A STUDY has revealed a measure of skepticism towards companies declaring climate change objectives.
Communications firm Havas Ortega said in its Prosumer Report that only 5% of Filipinos believe that companies are putting in significant effort to reduce their environmental impact.
Havas Ortega defines “prosumers” as the 15-20% of the population with the power to shape new attitudes, behaviors, trends, and brands.
“Our findings are a dire warning for Filipino businesses and brands amid an escalating climate crisis,” Havas Ortega President and Chief Executive Officer Jos Ortega said.
Mr. Ortega added that prosumers expect companies to take the lead in sustainable innovations to reduce their carbon footprint and are acutely aware of the environmental stakes.
The report said that 41% of respondents expect corporations and brands to tackle climate change.
“This gap exposes a harsh reality: mere acknowledgment of responsibility by corporations and brands is insufficient,” Havas Ortega said.

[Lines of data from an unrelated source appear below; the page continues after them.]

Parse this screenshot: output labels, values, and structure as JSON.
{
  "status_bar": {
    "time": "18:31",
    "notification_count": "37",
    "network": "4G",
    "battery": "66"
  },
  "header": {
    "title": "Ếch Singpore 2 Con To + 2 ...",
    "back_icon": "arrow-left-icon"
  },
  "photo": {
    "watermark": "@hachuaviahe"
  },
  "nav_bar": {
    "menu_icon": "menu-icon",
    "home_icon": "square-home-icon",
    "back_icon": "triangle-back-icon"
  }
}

It added that to satisfy the demands of eco-conscious consumers, companies should take bold and uncompromising steps in environmental leadership.
The firm said that about 60% of consumers avoid brands that are in conflict with their environmental beliefs.
“This change presents a dual-faced scenario: a formidable challenge and a golden opportunity for businesses to remodel their practices towards authentic sustainability and environmental guardianship,” it added.
It said that 82% of respondents believe that large companies are more capable of implementing climate change action, while 83% believe profit-rich enterprises should lead in funding environmental initiatives.
“Businesses must not only adopt but also openly communicate their environmental initiatives, aligning them with the United Nations Sustainable Development Goals (SDGs),” Havas Ortega said.
It added that active engagement with various sectors is crucial to implementing sustainability projects, while better technology and infrastructure can significantly reduce environmental impact. — Adrian H. Halili